Friends and family gather around the coffin of Jakelin Caal, a seven-year-old girl who died after developing a high fever while in the custody of US Customs and Border Protection.
Many claims that the death of Jakelin Caal and Felipe Gomez could have been averted.
Felipe Gomez Alonzo, age eight, and Jakelin Caal, age seven – both from Guatemala – died shortly after being detained by US Customs and Border Protection (CBP) at the US-Mexico border.
“Available records make clear that Jakelin and Philippe both suffered terrifying and painful deaths that could potentially have been prevented by timely access to paediatric medical care,” said Fiona Danaher, a paediatrician at Massachusetts General Hospital.
Danaher appeared before the Homeland Security Committee of the House of Representatives, where Democrats are pursuing an investigation of a policy of the administration of US President Donald Trump: separating migrant children from their parents.
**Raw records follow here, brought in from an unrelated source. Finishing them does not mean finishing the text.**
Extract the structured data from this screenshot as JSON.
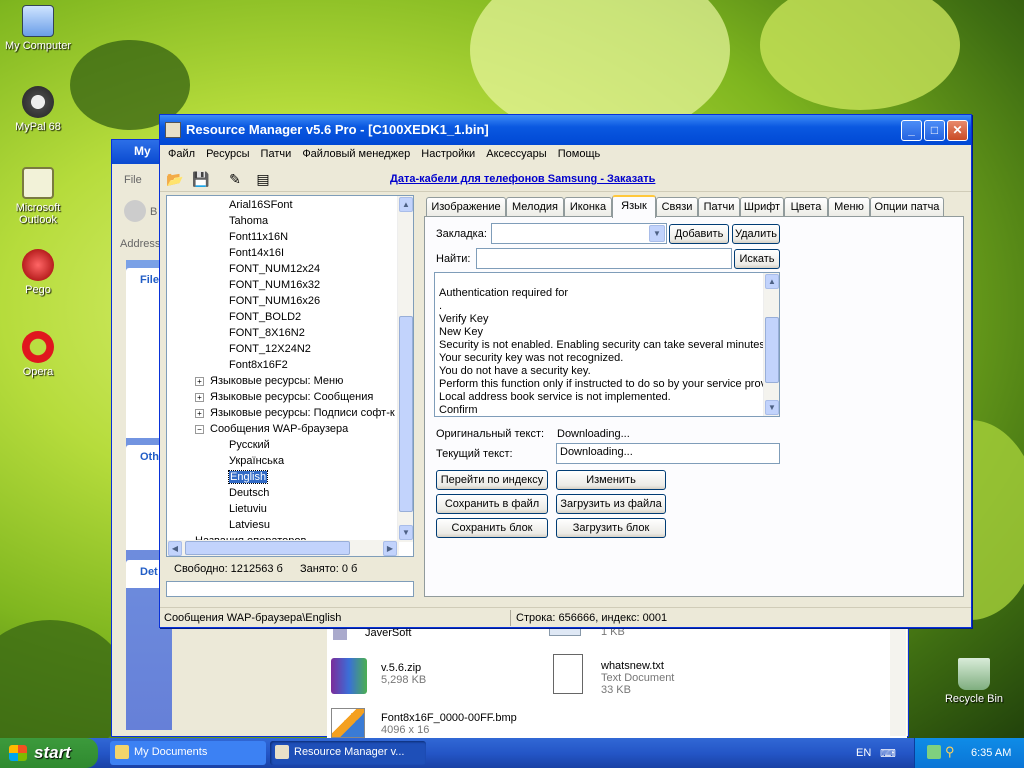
{
  "desktop": {
    "icons": [
      {
        "label": "My Computer"
      },
      {
        "label": "MyPal 68"
      },
      {
        "label": "Microsoft Outlook"
      },
      {
        "label": "Pego"
      },
      {
        "label": "Opera"
      },
      {
        "label": "Recycle Bin"
      }
    ]
  },
  "bg_window": {
    "title": "My",
    "menu_file": "File",
    "back_label": "B",
    "address_label": "Address",
    "panel1": "File",
    "panel2": "Oth",
    "panel3": "Det",
    "files": [
      {
        "name": "JaverSoft",
        "sub": ""
      },
      {
        "name": "",
        "sub": "1 KB"
      },
      {
        "name": "v.5.6.zip",
        "sub": "5,298 KB"
      },
      {
        "name": "whatsnew.txt",
        "sub": "Text Document"
      },
      {
        "name": "",
        "sub": "33 KB"
      },
      {
        "name": "Font8x16F_0000-00FF.bmp",
        "sub": "4096 x 16"
      }
    ]
  },
  "window": {
    "title": "Resource Manager v5.6 Pro - [C100XEDK1_1.bin]",
    "menu": [
      "Файл",
      "Ресурсы",
      "Патчи",
      "Файловый менеджер",
      "Настройки",
      "Аксессуары",
      "Помощь"
    ],
    "promo_link": "Дата-кабели для телефонов Samsung - Заказать",
    "tree": [
      {
        "label": "Arial16SFont",
        "level": 2
      },
      {
        "label": "Tahoma",
        "level": 2
      },
      {
        "label": "Font11x16N",
        "level": 2
      },
      {
        "label": "Font14x16I",
        "level": 2
      },
      {
        "label": "FONT_NUM12x24",
        "level": 2
      },
      {
        "label": "FONT_NUM16x32",
        "level": 2
      },
      {
        "label": "FONT_NUM16x26",
        "level": 2
      },
      {
        "label": "FONT_BOLD2",
        "level": 2
      },
      {
        "label": "FONT_8X16N2",
        "level": 2
      },
      {
        "label": "FONT_12X24N2",
        "level": 2
      },
      {
        "label": "Font8x16F2",
        "level": 2
      },
      {
        "label": "Языковые ресурсы: Меню",
        "level": 1,
        "exp": "+"
      },
      {
        "label": "Языковые ресурсы: Сообщения",
        "level": 1,
        "exp": "+"
      },
      {
        "label": "Языковые ресурсы: Подписи софт-к",
        "level": 1,
        "exp": "+"
      },
      {
        "label": "Сообщения WAP-браузера",
        "level": 1,
        "exp": "−"
      },
      {
        "label": "Русский",
        "level": 2
      },
      {
        "label": "Українська",
        "level": 2
      },
      {
        "label": "English",
        "level": 2,
        "selected": true
      },
      {
        "label": "Deutsch",
        "level": 2
      },
      {
        "label": "Lietuviu",
        "level": 2
      },
      {
        "label": "Latviesu",
        "level": 2
      },
      {
        "label": "Названия операторов",
        "level": 1
      }
    ],
    "free_label": "Свободно: 1212563 б",
    "used_label": "Занято: 0 б",
    "tabs": [
      "Изображение",
      "Мелодия",
      "Иконка",
      "Язык",
      "Связи",
      "Патчи",
      "Шрифт",
      "Цвета",
      "Меню",
      "Опции патча"
    ],
    "active_tab": 3,
    "bookmark_label": "Закладка:",
    "bookmark_value": "",
    "add_button": "Добавить",
    "delete_button": "Удалить",
    "find_label": "Найти:",
    "find_value": "",
    "search_button": "Искать",
    "messages": [
      "Authentication required for",
      ".",
      "Verify Key",
      "New Key",
      "Security is not enabled. Enabling security can take several minutes. I",
      "Your security key was not recognized.",
      "You do not have a security key.",
      "Perform this function only if instructed to do so by your service provid",
      "Local address book service is not implemented.",
      "Confirm"
    ],
    "original_label": "Оригинальный текст:",
    "original_value": "Downloading...",
    "current_label": "Текущий текст:",
    "current_value": "Downloading...",
    "goto_index_button": "Перейти по индексу",
    "change_button": "Изменить",
    "save_file_button": "Сохранить в файл",
    "load_file_button": "Загрузить из файла",
    "save_block_button": "Сохранить блок",
    "load_block_button": "Загрузить блок",
    "status_path": "Сообщения WAP-браузера\\English",
    "status_pos": "Строка: 656666, индекс: 0001"
  },
  "taskbar": {
    "start_label": "start",
    "tasks": [
      "My Documents",
      "Resource Manager v..."
    ],
    "lang": "EN",
    "clock": "6:35 AM"
  }
}
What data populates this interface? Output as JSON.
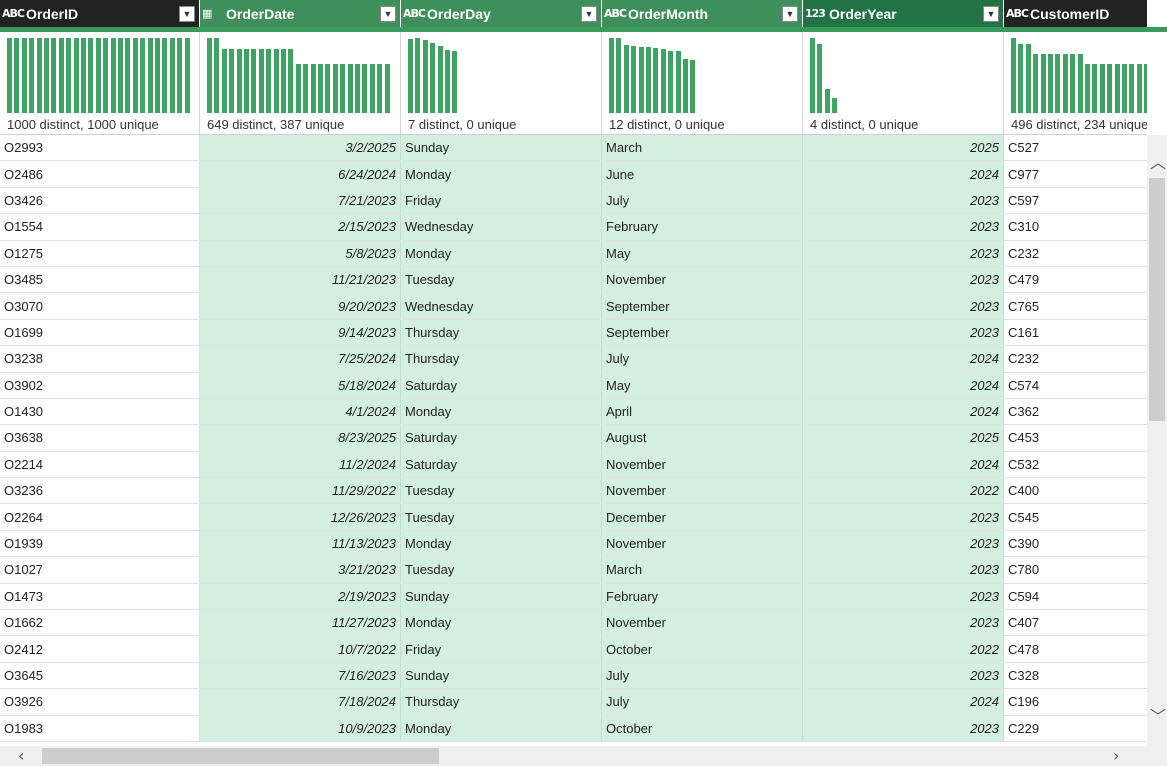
{
  "columns": [
    {
      "name": "OrderID",
      "type_icon": "text-type-icon",
      "type_glyph": "ABC",
      "profile": "1000 distinct, 1000 unique",
      "hist": [
        1,
        1,
        1,
        1,
        1,
        1,
        1,
        1,
        1,
        1,
        1,
        1,
        1,
        1,
        1,
        1,
        1,
        1,
        1,
        1,
        1,
        1,
        1,
        1,
        1
      ],
      "selected": false,
      "style": "dark"
    },
    {
      "name": "OrderDate",
      "type_icon": "date-type-icon",
      "type_glyph": "▦",
      "profile": "649 distinct, 387 unique",
      "hist": [
        1,
        1,
        0.85,
        0.85,
        0.85,
        0.85,
        0.85,
        0.85,
        0.85,
        0.85,
        0.85,
        0.85,
        0.65,
        0.65,
        0.65,
        0.65,
        0.65,
        0.65,
        0.65,
        0.65,
        0.65,
        0.65,
        0.65,
        0.65,
        0.65
      ],
      "selected": true,
      "style": "green"
    },
    {
      "name": "OrderDay",
      "type_icon": "text-type-icon",
      "type_glyph": "ABC",
      "profile": "7 distinct, 0 unique",
      "hist": [
        0.99,
        1,
        0.98,
        0.93,
        0.89,
        0.84,
        0.83
      ],
      "selected": true,
      "style": "green"
    },
    {
      "name": "OrderMonth",
      "type_icon": "text-type-icon",
      "type_glyph": "ABC",
      "profile": "12 distinct, 0 unique",
      "hist": [
        1,
        1,
        0.91,
        0.9,
        0.88,
        0.88,
        0.87,
        0.86,
        0.83,
        0.83,
        0.72,
        0.71
      ],
      "selected": true,
      "style": "green"
    },
    {
      "name": "OrderYear",
      "type_icon": "number-type-icon",
      "type_glyph": "123",
      "profile": "4 distinct, 0 unique",
      "hist": [
        1,
        0.92,
        0.32,
        0.2
      ],
      "selected": true,
      "style": "deep"
    },
    {
      "name": "CustomerID",
      "type_icon": "text-type-icon",
      "type_glyph": "ABC",
      "profile": "496 distinct, 234 unique",
      "hist": [
        1,
        0.92,
        0.92,
        0.79,
        0.79,
        0.79,
        0.79,
        0.79,
        0.79,
        0.79,
        0.66,
        0.66,
        0.66,
        0.66,
        0.66,
        0.66,
        0.66,
        0.66,
        0.66,
        0.66
      ],
      "selected": false,
      "style": "dark"
    }
  ],
  "rows": [
    [
      "O2993",
      "3/2/2025",
      "Sunday",
      "March",
      "2025",
      "C527"
    ],
    [
      "O2486",
      "6/24/2024",
      "Monday",
      "June",
      "2024",
      "C977"
    ],
    [
      "O3426",
      "7/21/2023",
      "Friday",
      "July",
      "2023",
      "C597"
    ],
    [
      "O1554",
      "2/15/2023",
      "Wednesday",
      "February",
      "2023",
      "C310"
    ],
    [
      "O1275",
      "5/8/2023",
      "Monday",
      "May",
      "2023",
      "C232"
    ],
    [
      "O3485",
      "11/21/2023",
      "Tuesday",
      "November",
      "2023",
      "C479"
    ],
    [
      "O3070",
      "9/20/2023",
      "Wednesday",
      "September",
      "2023",
      "C765"
    ],
    [
      "O1699",
      "9/14/2023",
      "Thursday",
      "September",
      "2023",
      "C161"
    ],
    [
      "O3238",
      "7/25/2024",
      "Thursday",
      "July",
      "2024",
      "C232"
    ],
    [
      "O3902",
      "5/18/2024",
      "Saturday",
      "May",
      "2024",
      "C574"
    ],
    [
      "O1430",
      "4/1/2024",
      "Monday",
      "April",
      "2024",
      "C362"
    ],
    [
      "O3638",
      "8/23/2025",
      "Saturday",
      "August",
      "2025",
      "C453"
    ],
    [
      "O2214",
      "11/2/2024",
      "Saturday",
      "November",
      "2024",
      "C532"
    ],
    [
      "O3236",
      "11/29/2022",
      "Tuesday",
      "November",
      "2022",
      "C400"
    ],
    [
      "O2264",
      "12/26/2023",
      "Tuesday",
      "December",
      "2023",
      "C545"
    ],
    [
      "O1939",
      "11/13/2023",
      "Monday",
      "November",
      "2023",
      "C390"
    ],
    [
      "O1027",
      "3/21/2023",
      "Tuesday",
      "March",
      "2023",
      "C780"
    ],
    [
      "O1473",
      "2/19/2023",
      "Sunday",
      "February",
      "2023",
      "C594"
    ],
    [
      "O1662",
      "11/27/2023",
      "Monday",
      "November",
      "2023",
      "C407"
    ],
    [
      "O2412",
      "10/7/2022",
      "Friday",
      "October",
      "2022",
      "C478"
    ],
    [
      "O3645",
      "7/16/2023",
      "Sunday",
      "July",
      "2023",
      "C328"
    ],
    [
      "O3926",
      "7/18/2024",
      "Thursday",
      "July",
      "2024",
      "C196"
    ],
    [
      "O1983",
      "10/9/2023",
      "Monday",
      "October",
      "2023",
      "C229"
    ]
  ],
  "colors": {
    "header_dark": "#222222",
    "header_selected": "#3f8f5b",
    "header_active": "#217346",
    "selection_fill": "#d3efdf",
    "histogram_bar": "#3fa364"
  }
}
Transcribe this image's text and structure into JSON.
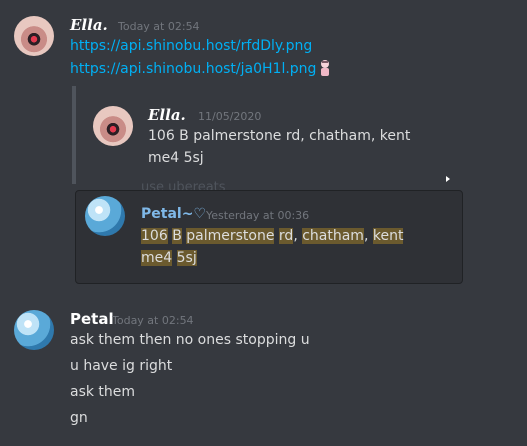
{
  "messages": [
    {
      "author": "𝑬𝒍𝒍𝒂.",
      "timestamp": "Today at 02:54",
      "links": [
        "https://api.shinobu.host/rfdDly.png",
        "https://api.shinobu.host/ja0H1l.png"
      ]
    }
  ],
  "reply_quote": {
    "author": "𝑬𝒍𝒍𝒂.",
    "timestamp": "11/05/2020",
    "text_line1": "106 B palmerstone rd, chatham, kent",
    "text_line2": "me4 5sj"
  },
  "ghost_text": "use ubereats",
  "embed": {
    "author": "Petal",
    "author_suffix": "~",
    "timestamp": "Yesterday at 00:36",
    "line1_words": [
      "106",
      "B",
      "palmerstone",
      "rd",
      "chatham",
      "kent"
    ],
    "line2_words": [
      "me4",
      "5sj"
    ]
  },
  "petal_message": {
    "author": "Petal",
    "timestamp": "Today at 02:54",
    "lines": [
      "ask them then no ones stopping u",
      "u have ig right",
      "ask them",
      "gn"
    ]
  },
  "colors": {
    "background": "#36393f",
    "link": "#00b0f4",
    "highlight": "#6b5a2e",
    "petal_name": "#7fb8e8"
  }
}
Felipe and Jakelin were among six minors who died in US border patrol custody between September 2018 and May 2019.
Caal “died of septic shock which, because it went untreated over many hours, cascaded into multiple organ failure,” Danaher said. Alonzo died from “untreated influenza complicated by pulmonary haemorrhage in the context of bacterial pneumonia and sepsis”, she said.
By detaining children in crowded conditions without adequate access to medical care, the CBP is “perpetuating systems that place children at risk for medical neglect”, Danaher told the committee. And the emergence of COVID-19 adds new risks.